Vincenzo’s other son Leonardo married Almerinta and they had two children; Frederico was born in 1907 and daughter Lucrezia was born in 1912.  

I don’t know if I will ever solve the mystery of Annie Carmela or Anna Pauline or Anna Paulina Carmela.  I hope I do.  It’s very distressing that many of our ancestors came into this world and left so quickly, with just a whisper of their existence.  Someday I hope to visit the gravesite of these babies and let them know that they are not forgotten. 



National Day Of Listening

by  Phyllis Zeck

As we go into the holidays we all reflect on what we are most thankful for.  I think the holidays are a perfect time to also take advantage of visits with extended family members and to listen to their stories.   Let me tell you about StoryCorps.  StoryCorps records and preserves the stories of everyday people and is one of the largest oral history projects of it’s kind.  Since 2003 StoryCorps has collected and archived more than 40,000 interviews.  Each conversation is recorded and preserved at the American Folklife Center at the Library of Congress.  StoryCorps encourages you to interview a family member.  Recording your interviews is super easy in our digital world.  

StoryCorps has a StoryBook location in Atlanta, GA & San Francisco, CA.  They also have a MobileBooth which is an airstream trailer that travels the country year round collecting stories.  StoryCorps interviews are featured every Friday on National Public Radio’s Morning Edition.  You can listen to some sample stories by clicking on their podcast page
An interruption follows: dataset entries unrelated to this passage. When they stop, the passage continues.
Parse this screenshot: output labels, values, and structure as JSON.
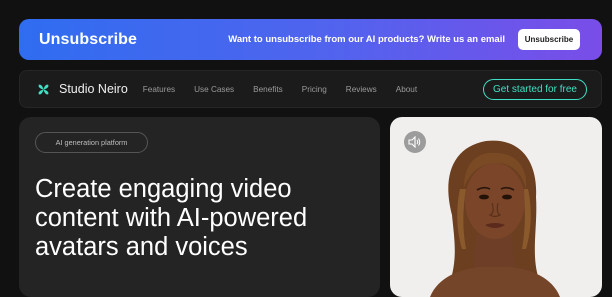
{
  "banner": {
    "title": "Unsubscribe",
    "message": "Want to unsubscribe from our AI products? Write us an email",
    "button_label": "Unsubscribe",
    "gradient": [
      "#2f6df0",
      "#7a4de8"
    ]
  },
  "nav": {
    "brand": "Studio Neiro",
    "logo_icon": "four-petal-logo-icon",
    "links": [
      "Features",
      "Use Cases",
      "Benefits",
      "Pricing",
      "Reviews",
      "About"
    ],
    "cta_label": "Get started for free",
    "accent": "#3fe0c5"
  },
  "hero": {
    "chip_label": "AI generation platform",
    "headline_lines": [
      "Create engaging video",
      "content with AI-powered",
      "avatars and voices"
    ]
  },
  "media": {
    "sound_icon": "speaker-icon"
  }
}
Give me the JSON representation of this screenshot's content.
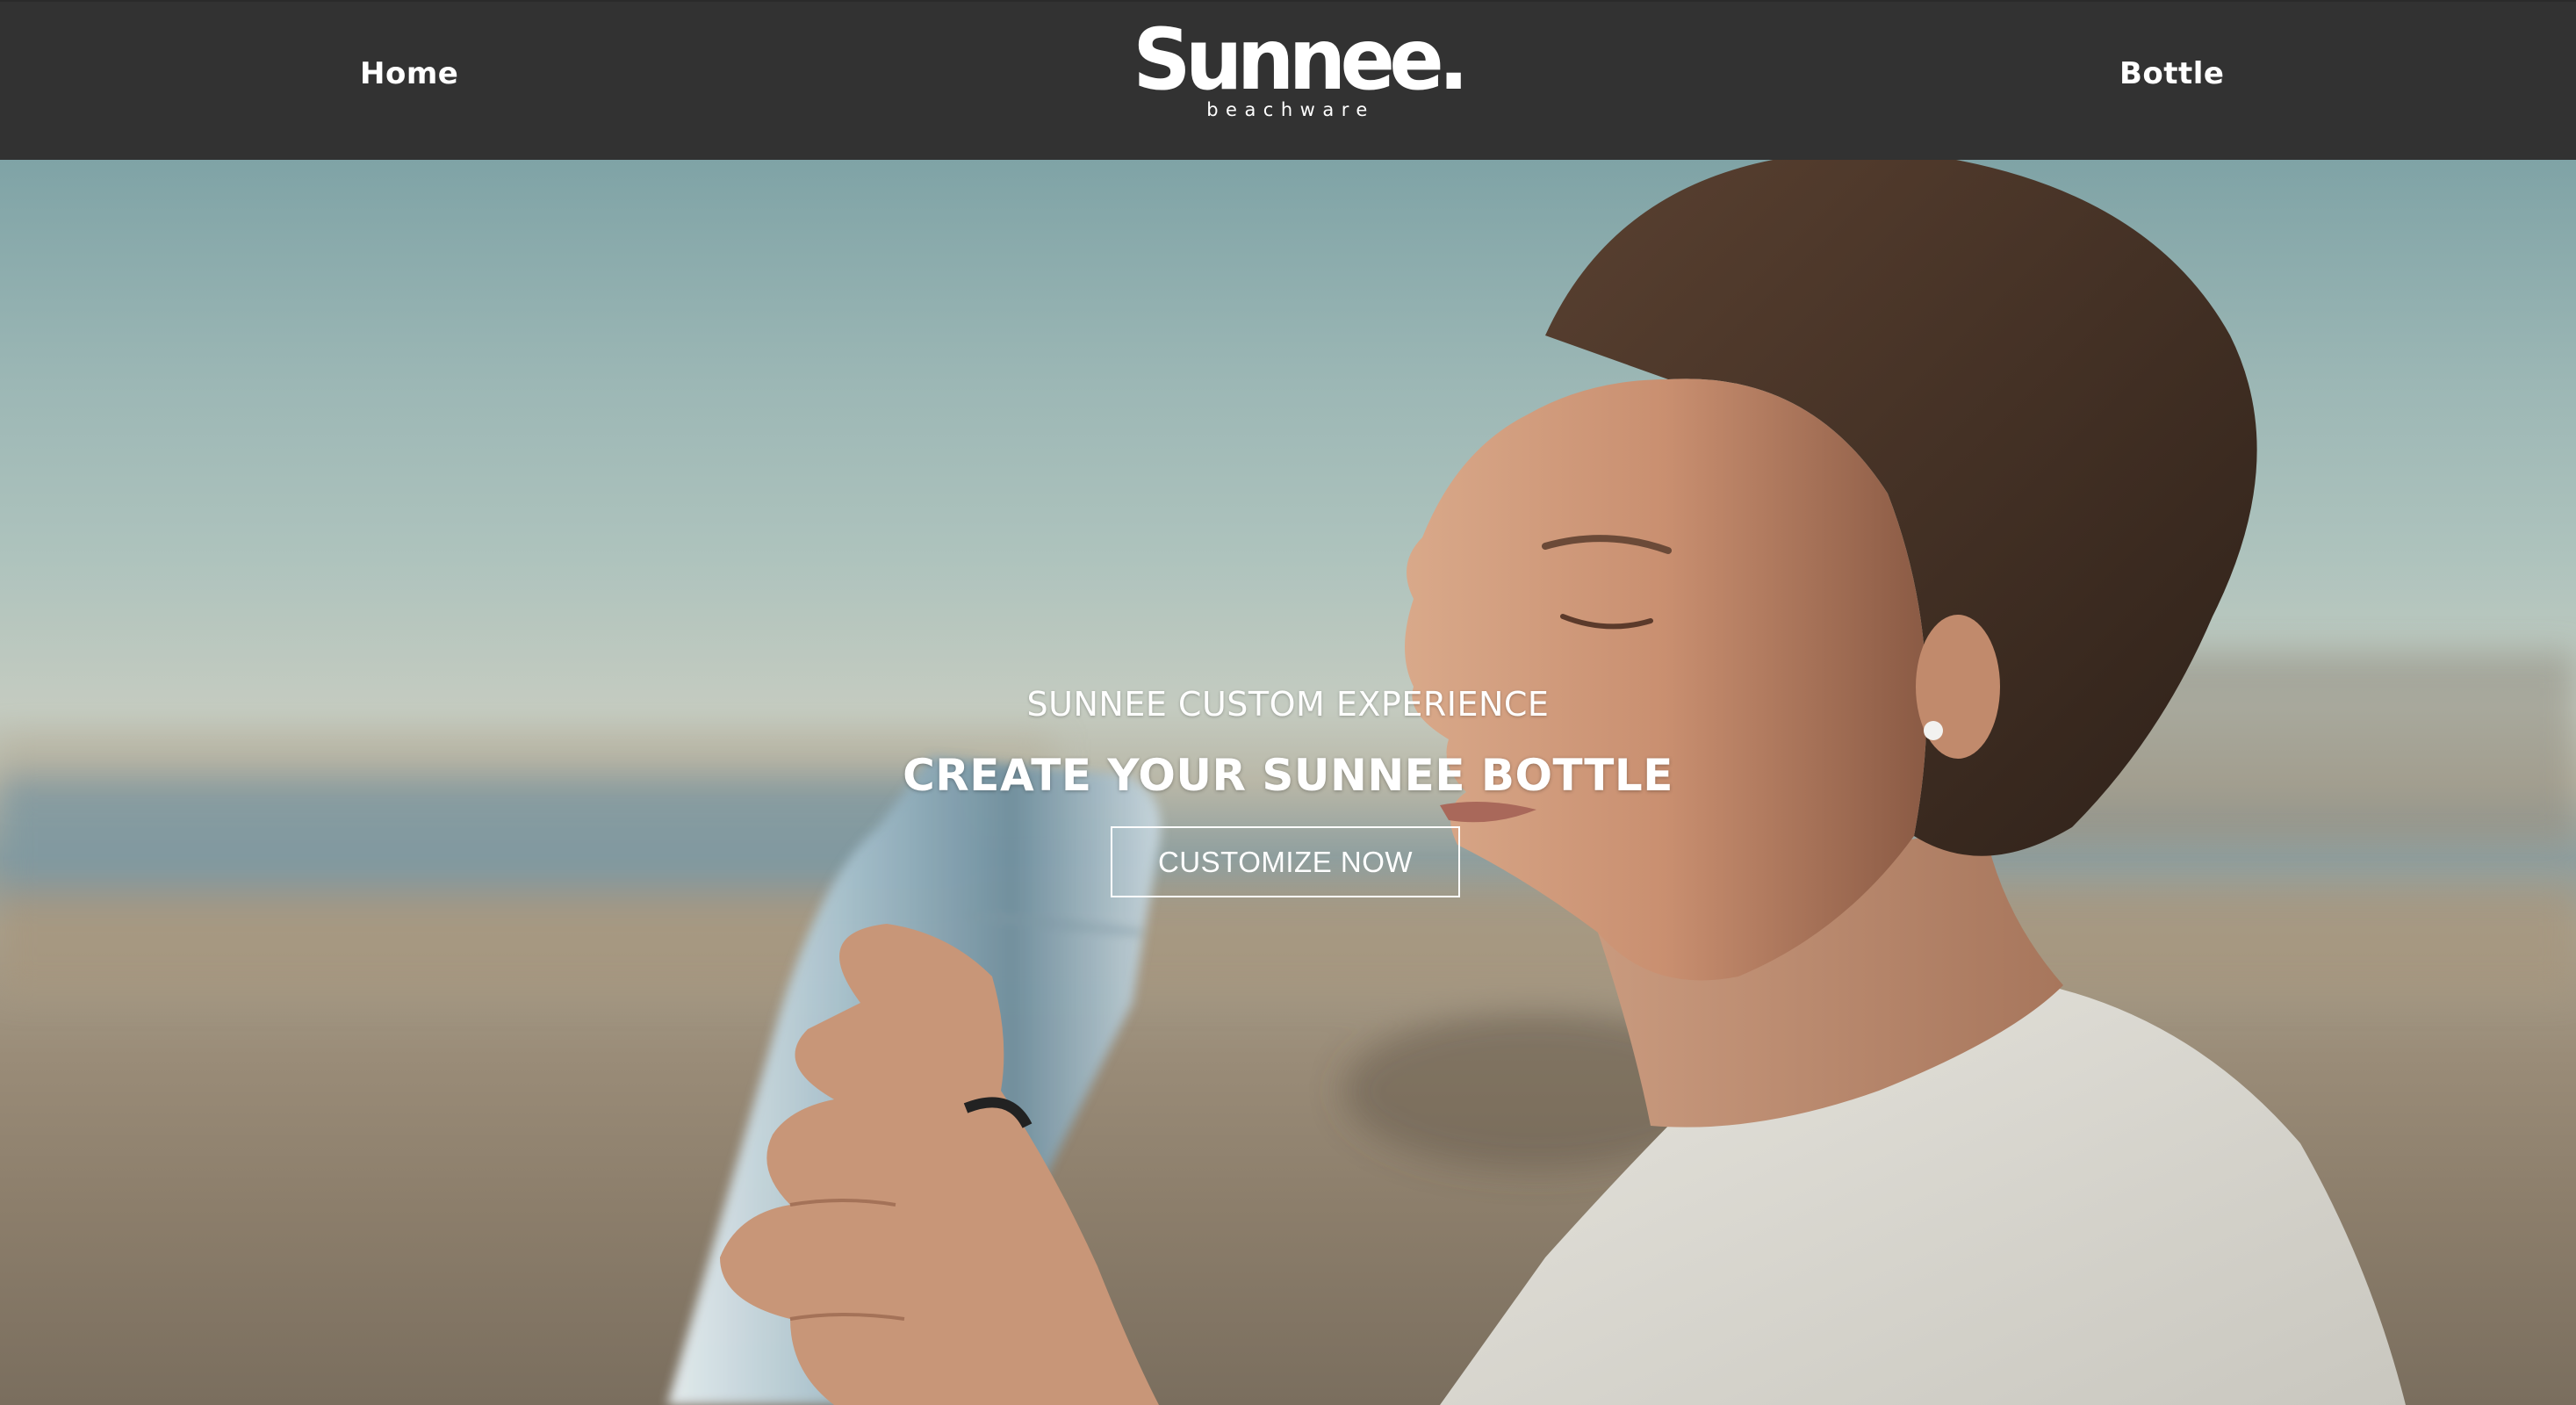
{
  "header": {
    "nav_left_label": "Home",
    "nav_right_label": "Bottle",
    "logo": {
      "wordmark": "Sunnee.",
      "tagline": "beachware"
    },
    "background_color": "#323232"
  },
  "hero": {
    "eyebrow": "SUNNEE CUSTOM EXPERIENCE",
    "title": "CREATE YOUR SUNNEE BOTTLE",
    "cta_label": "CUSTOMIZE NOW",
    "image_subject": "woman-drinking-from-bottle-on-beach"
  },
  "colors": {
    "text": "#ffffff",
    "sky": "#9cb7b5",
    "sand": "#9a8c78"
  }
}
Friday November 23rd is StoryCorps National Day Of Listening.  I hope you take the time to set aside the chores and hectic shopping and interview a family member.  Listen to their story.



The Entertainer
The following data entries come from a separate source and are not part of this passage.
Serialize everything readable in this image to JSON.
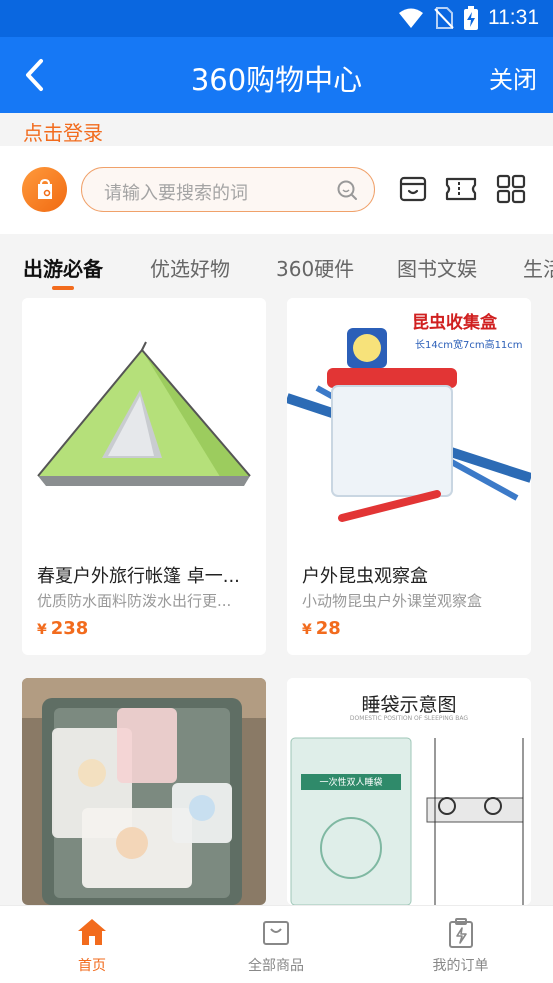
{
  "status_bar": {
    "time": "11:31"
  },
  "header": {
    "title": "360购物中心",
    "close_label": "关闭"
  },
  "login": {
    "label": "点击登录"
  },
  "search": {
    "placeholder": "请输入要搜索的词"
  },
  "tabs": [
    {
      "label": "出游必备",
      "active": true
    },
    {
      "label": "优选好物"
    },
    {
      "label": "360硬件"
    },
    {
      "label": "图书文娱"
    },
    {
      "label": "生活"
    }
  ],
  "products": [
    {
      "title": "春夏户外旅行帐篷 卓一...",
      "subtitle": "优质防水面料防泼水出行更...",
      "currency": "¥",
      "price": "238"
    },
    {
      "title": "户外昆虫观察盒",
      "subtitle": "小动物昆虫户外课堂观察盒",
      "currency": "¥",
      "price": "28",
      "image_text": {
        "heading": "昆虫收集盒",
        "dims": "长14cm宽7cm高11cm"
      }
    },
    {
      "image_text": {}
    },
    {
      "image_text": {
        "heading": "睡袋示意图",
        "caption": "DOMESTIC POSITION OF SLEEPING BAG",
        "package_label": "一次性双人睡袋"
      }
    }
  ],
  "bottom_nav": [
    {
      "label": "首页",
      "active": true,
      "icon": "home-icon"
    },
    {
      "label": "全部商品",
      "icon": "shopping-bag-icon"
    },
    {
      "label": "我的订单",
      "icon": "order-clipboard-icon"
    }
  ],
  "colors": {
    "status_bar": "#0a67e0",
    "app_bar": "#1678f5",
    "accent": "#f26b1d"
  }
}
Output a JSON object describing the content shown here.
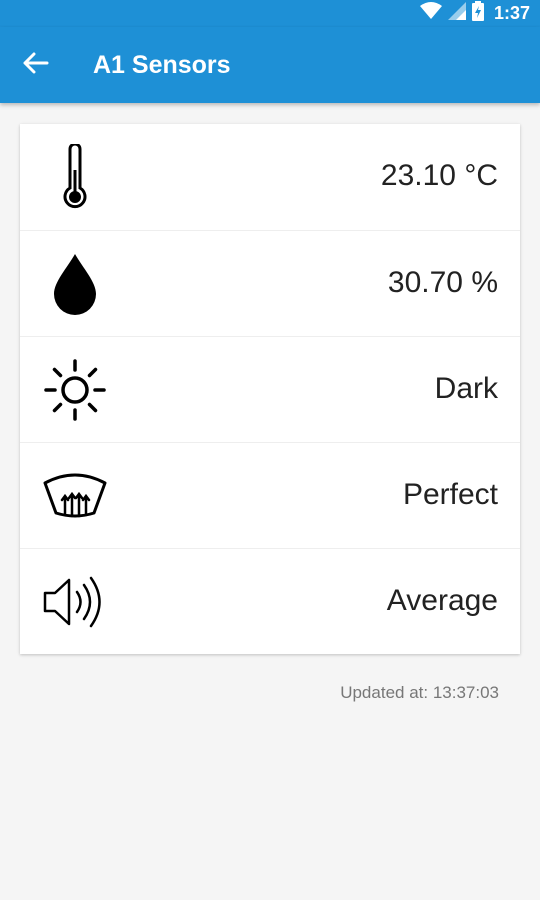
{
  "status_bar": {
    "time": "1:37",
    "icons": [
      "wifi-icon",
      "cell-signal-icon",
      "battery-icon"
    ]
  },
  "app_bar": {
    "title": "A1 Sensors",
    "back_icon": "arrow-left-icon",
    "color": "#1e90d6"
  },
  "sensors": [
    {
      "icon": "thermometer-icon",
      "value": "23.10 °C"
    },
    {
      "icon": "water-drop-icon",
      "value": "30.70 %"
    },
    {
      "icon": "sun-icon",
      "value": "Dark"
    },
    {
      "icon": "air-quality-icon",
      "value": "Perfect"
    },
    {
      "icon": "speaker-icon",
      "value": "Average"
    }
  ],
  "updated": "Updated at: 13:37:03"
}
by  Phyllis Zeck

Tony Prince Antonio Del PrincipeAntonio Del Principe was the first child born to Elivra Ciolli and Pietro Del Principe.  He was born in Pescasseroli, Italy and arrived in the United States on the ship The Weser when he was 4 years old.   

Tony married Margaret Heenan and they had two daughters; Elvira and Eileen. Elvira’s granddaughter Mary (aka Bear) sent the wonderful photos displayed above. Tony is the gentleman on the right in both of the partner photos.  Tony had promotion photographs taken.  The photo of Tony in a hat was taken by “Swisher” at 32 N State St in Chicago.  The photograph taken with him playing the accordion was taken by “C-I-Hak” at 323 W. Clark St in Chicago.

Antonio Del Principe Music Store business cardTony spent much of his time traveling and performing.  This is one of the business cards that he carried.   Bear sent me an absolute treasure which I want to share.  I received an original brochure that her great grandfather handed out promoting his sales and entertainment services. My Aunt Phyllis always told me that Antonio went by the name of Tony Prince.  As you can see by the brochure below, she was correct.  Tony passed away in 1941 so the brochure is at least 71 years old.  You can click on the business card to enlarge it.  Click here to see page 1 of the brochure and to read the lyrics to the songs, click here to see page 2.  Thank you for sharing Bear!